There have recently been some interesting defenses of Chick Lit by writers who say that female critics shouldn’t be complaining about all those pink-covered books that feature such emphasis on shoes and dating. Bestselling author Jennifer Weiner said in an article with the San Francisco Chronicle that she minored in women’s studies at Princeton and that “It bothers me as a feminist that these are other women throwing stones; we’re all women and we’re all writers.” Jessica at Bookslut responds by saying “I’m sorry, I didn’t realize that I was a bad feminist for pointing out that chick lit treats women like they’re stupid. Once again, Weiner appears to be confusing attacks on chick lit with attacks on women in general.”
Meanwhile, Maud Newton takes exception with a recent Salon article by Rebecca Traister. On her blog, Maud writes “If you want to read chick lit, read chick lit. If you see yourself reflected in The Devil Wears Prada, that’s your affair. But try to tell me Lauren Weisberger’s books are recording my history, and you’ve gone way too fucking far.” Maud wraps up her post with “To suggest that Weisberger’s some sort of modern-day historian, or a Jane Austen or Edith Wharton, or that women can’t call themselves feminists if they don’t embrace every single-girl-husband-search jeremiad — no matter how badly written, or how regressive… — is to do a disservice not only to one’s sisters but to contemporary literature as a whole.”
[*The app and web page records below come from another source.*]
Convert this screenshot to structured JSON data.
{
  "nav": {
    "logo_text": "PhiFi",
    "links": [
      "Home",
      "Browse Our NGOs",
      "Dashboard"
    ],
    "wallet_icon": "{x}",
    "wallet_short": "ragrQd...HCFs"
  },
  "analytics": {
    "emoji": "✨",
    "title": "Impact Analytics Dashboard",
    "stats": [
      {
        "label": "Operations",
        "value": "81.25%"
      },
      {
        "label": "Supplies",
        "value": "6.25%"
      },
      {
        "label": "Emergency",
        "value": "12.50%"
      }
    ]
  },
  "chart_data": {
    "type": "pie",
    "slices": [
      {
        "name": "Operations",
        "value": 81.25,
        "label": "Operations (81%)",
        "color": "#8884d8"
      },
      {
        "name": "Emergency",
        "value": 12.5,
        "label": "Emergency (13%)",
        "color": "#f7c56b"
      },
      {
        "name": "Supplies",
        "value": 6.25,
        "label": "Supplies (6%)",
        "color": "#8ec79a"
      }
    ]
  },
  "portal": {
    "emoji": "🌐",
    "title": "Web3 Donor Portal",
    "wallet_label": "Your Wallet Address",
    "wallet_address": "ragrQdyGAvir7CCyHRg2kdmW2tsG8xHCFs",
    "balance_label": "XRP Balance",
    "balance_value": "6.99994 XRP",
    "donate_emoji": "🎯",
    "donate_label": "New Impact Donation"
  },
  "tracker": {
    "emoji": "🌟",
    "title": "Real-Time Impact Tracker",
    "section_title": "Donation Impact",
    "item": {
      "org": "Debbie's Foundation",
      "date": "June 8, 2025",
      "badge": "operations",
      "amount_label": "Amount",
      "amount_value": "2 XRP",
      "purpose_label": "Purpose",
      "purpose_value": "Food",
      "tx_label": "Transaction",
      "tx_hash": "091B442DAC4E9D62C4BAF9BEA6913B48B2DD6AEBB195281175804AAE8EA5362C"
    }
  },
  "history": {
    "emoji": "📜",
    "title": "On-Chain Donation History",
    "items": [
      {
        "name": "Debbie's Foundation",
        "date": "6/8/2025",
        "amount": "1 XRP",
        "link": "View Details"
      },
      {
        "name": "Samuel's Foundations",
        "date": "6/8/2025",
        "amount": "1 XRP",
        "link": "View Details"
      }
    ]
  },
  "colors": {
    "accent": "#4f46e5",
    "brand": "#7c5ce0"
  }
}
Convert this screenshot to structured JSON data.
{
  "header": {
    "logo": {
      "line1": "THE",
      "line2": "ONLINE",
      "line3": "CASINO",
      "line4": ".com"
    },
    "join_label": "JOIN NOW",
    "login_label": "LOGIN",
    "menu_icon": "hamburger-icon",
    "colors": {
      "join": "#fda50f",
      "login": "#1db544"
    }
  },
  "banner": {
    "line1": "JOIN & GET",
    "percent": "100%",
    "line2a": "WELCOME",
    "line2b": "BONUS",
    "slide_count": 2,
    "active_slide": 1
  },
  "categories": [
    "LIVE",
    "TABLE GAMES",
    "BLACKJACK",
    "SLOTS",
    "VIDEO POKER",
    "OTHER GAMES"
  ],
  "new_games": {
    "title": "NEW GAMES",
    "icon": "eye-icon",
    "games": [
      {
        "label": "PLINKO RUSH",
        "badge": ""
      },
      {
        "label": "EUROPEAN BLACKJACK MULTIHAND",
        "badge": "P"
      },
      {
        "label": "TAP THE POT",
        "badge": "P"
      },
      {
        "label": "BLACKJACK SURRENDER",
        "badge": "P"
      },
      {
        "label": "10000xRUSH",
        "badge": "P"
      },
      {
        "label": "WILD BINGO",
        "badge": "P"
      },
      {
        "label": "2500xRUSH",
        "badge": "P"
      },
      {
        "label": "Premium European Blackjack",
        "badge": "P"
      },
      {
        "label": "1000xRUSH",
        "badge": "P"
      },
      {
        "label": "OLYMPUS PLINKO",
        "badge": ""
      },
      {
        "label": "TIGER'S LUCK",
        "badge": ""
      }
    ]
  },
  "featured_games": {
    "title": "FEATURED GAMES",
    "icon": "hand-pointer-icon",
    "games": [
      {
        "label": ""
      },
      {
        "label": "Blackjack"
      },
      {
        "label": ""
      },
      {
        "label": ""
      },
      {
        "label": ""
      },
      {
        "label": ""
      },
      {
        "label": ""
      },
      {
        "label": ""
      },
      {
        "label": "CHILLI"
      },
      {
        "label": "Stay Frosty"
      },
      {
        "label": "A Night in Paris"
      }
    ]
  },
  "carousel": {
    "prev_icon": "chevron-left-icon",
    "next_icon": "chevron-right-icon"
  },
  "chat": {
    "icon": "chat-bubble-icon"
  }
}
It’s an interesting discussion. Weiner, in the San Francisco Chronicle piece states the “are you literary or are you chick lit” question is essentially “a grown-up version of the smart-versus-pretty games of years ago; like so much jockeying for position in the cafeteria and mocking the girls who are nerdier/sluttier/stupider than you to make yourself feel more secure about your own place in the pecking order.” She then goes on to make Marxist assertions that a lot of this rancor is a result of flat book sales overall but rising sales of so-called chick lit. So this debate will surely rage for some time.